Records for the task

++++++++

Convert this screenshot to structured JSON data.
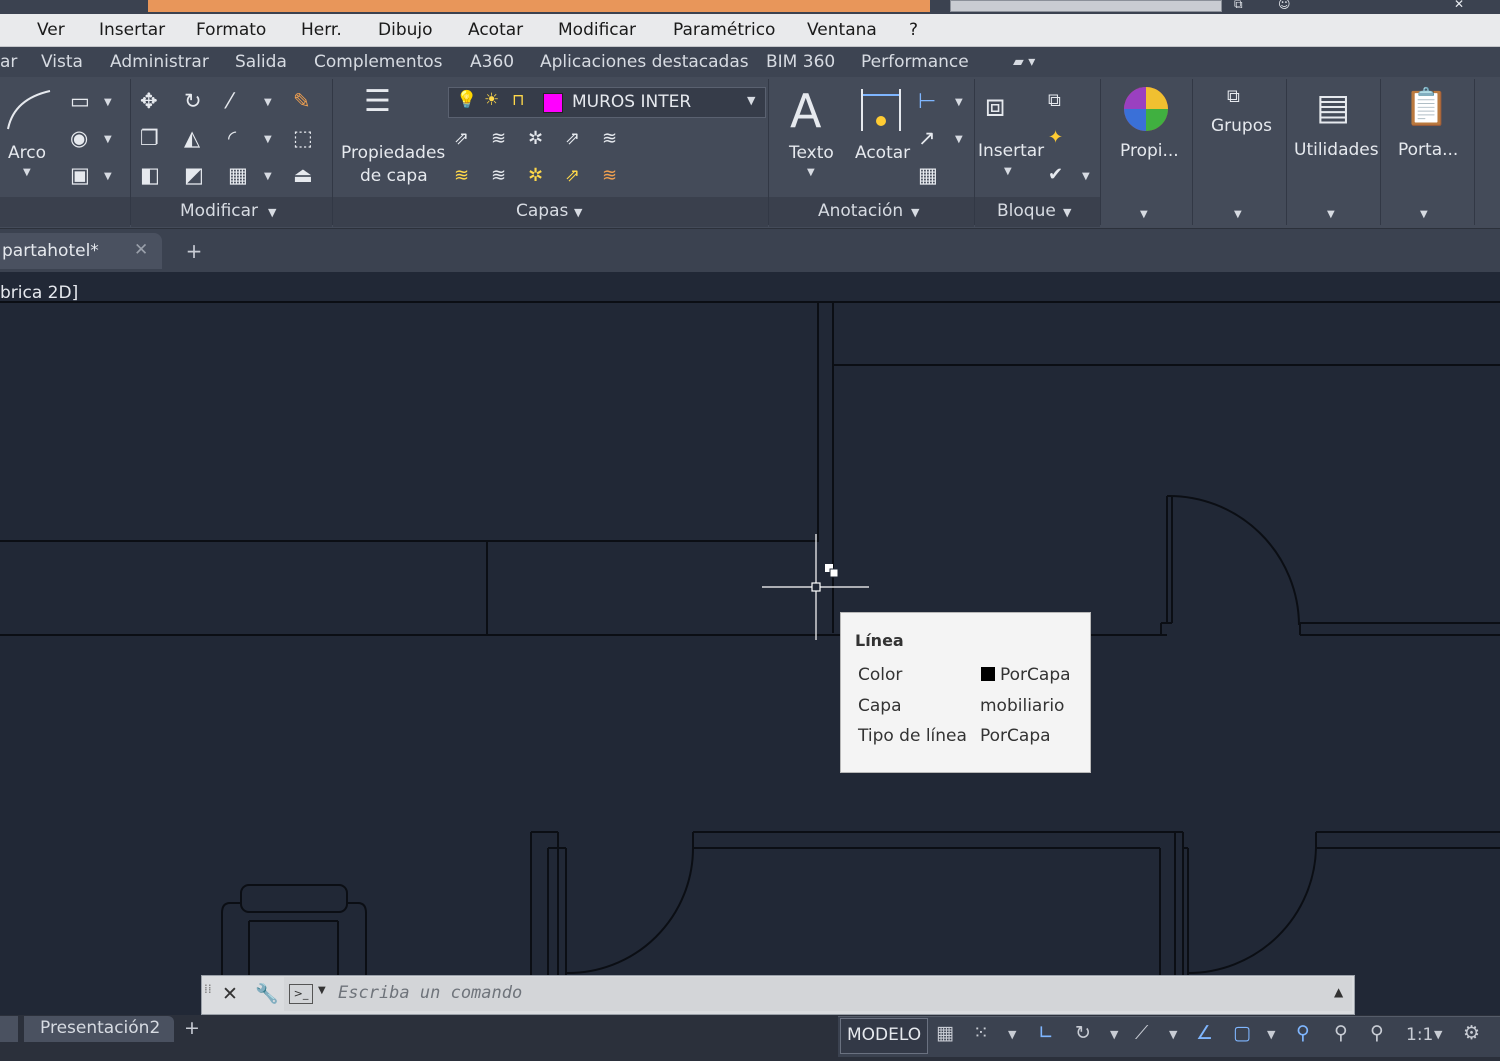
{
  "menu": {
    "items": [
      "Ver",
      "Insertar",
      "Formato",
      "Herr.",
      "Dibujo",
      "Acotar",
      "Modificar",
      "Paramétrico",
      "Ventana",
      "?"
    ]
  },
  "ribbon_tabs": {
    "items": [
      "ar",
      "Vista",
      "Administrar",
      "Salida",
      "Complementos",
      "A360",
      "Aplicaciones destacadas",
      "BIM 360",
      "Performance"
    ]
  },
  "ribbon": {
    "arco_label": "Arco",
    "modificar_panel": "Modificar",
    "propiedades_line1": "Propiedades",
    "propiedades_line2": "de capa",
    "layer_combo_value": "MUROS INTER",
    "layer_color": "#ff00ff",
    "capas_panel": "Capas",
    "texto_label": "Texto",
    "acotar_label": "Acotar",
    "anotacion_panel": "Anotación",
    "insertar_label": "Insertar",
    "bloque_panel": "Bloque",
    "propi_label": "Propi...",
    "grupos_label": "Grupos",
    "utilidades_label": "Utilidades",
    "porta_label": "Porta..."
  },
  "file_tabs": {
    "active": "partahotel*"
  },
  "viewport": {
    "label": "brica 2D]"
  },
  "tooltip": {
    "title": "Línea",
    "rows": [
      {
        "label": "Color",
        "value": "PorCapa"
      },
      {
        "label": "Capa",
        "value": "mobiliario"
      },
      {
        "label": "Tipo de línea",
        "value": "PorCapa"
      }
    ]
  },
  "command_line": {
    "placeholder": "Escriba un comando"
  },
  "status": {
    "layout_tab": "Presentación2",
    "model": "MODELO",
    "scale": "1:1"
  }
}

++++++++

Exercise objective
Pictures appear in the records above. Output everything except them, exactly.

Response to this task
Convert this screenshot to structured JSON data.
{
  "menu": {
    "items": [
      "Ver",
      "Insertar",
      "Formato",
      "Herr.",
      "Dibujo",
      "Acotar",
      "Modificar",
      "Paramétrico",
      "Ventana",
      "?"
    ]
  },
  "ribbon_tabs": {
    "items": [
      "ar",
      "Vista",
      "Administrar",
      "Salida",
      "Complementos",
      "A360",
      "Aplicaciones destacadas",
      "BIM 360",
      "Performance"
    ]
  },
  "ribbon": {
    "arco_label": "Arco",
    "modificar_panel": "Modificar",
    "propiedades_line1": "Propiedades",
    "propiedades_line2": "de capa",
    "layer_combo_value": "MUROS INTER",
    "layer_color": "#ff00ff",
    "capas_panel": "Capas",
    "texto_label": "Texto",
    "acotar_label": "Acotar",
    "anotacion_panel": "Anotación",
    "insertar_label": "Insertar",
    "bloque_panel": "Bloque",
    "propi_label": "Propi...",
    "grupos_label": "Grupos",
    "utilidades_label": "Utilidades",
    "porta_label": "Porta..."
  },
  "file_tabs": {
    "active": "partahotel*"
  },
  "viewport": {
    "label": "brica 2D]"
  },
  "tooltip": {
    "title": "Línea",
    "rows": [
      {
        "label": "Color",
        "value": "PorCapa"
      },
      {
        "label": "Capa",
        "value": "mobiliario"
      },
      {
        "label": "Tipo de línea",
        "value": "PorCapa"
      }
    ]
  },
  "command_line": {
    "placeholder": "Escriba un comando"
  },
  "status": {
    "layout_tab": "Presentación2",
    "model": "MODELO",
    "scale": "1:1"
  }
}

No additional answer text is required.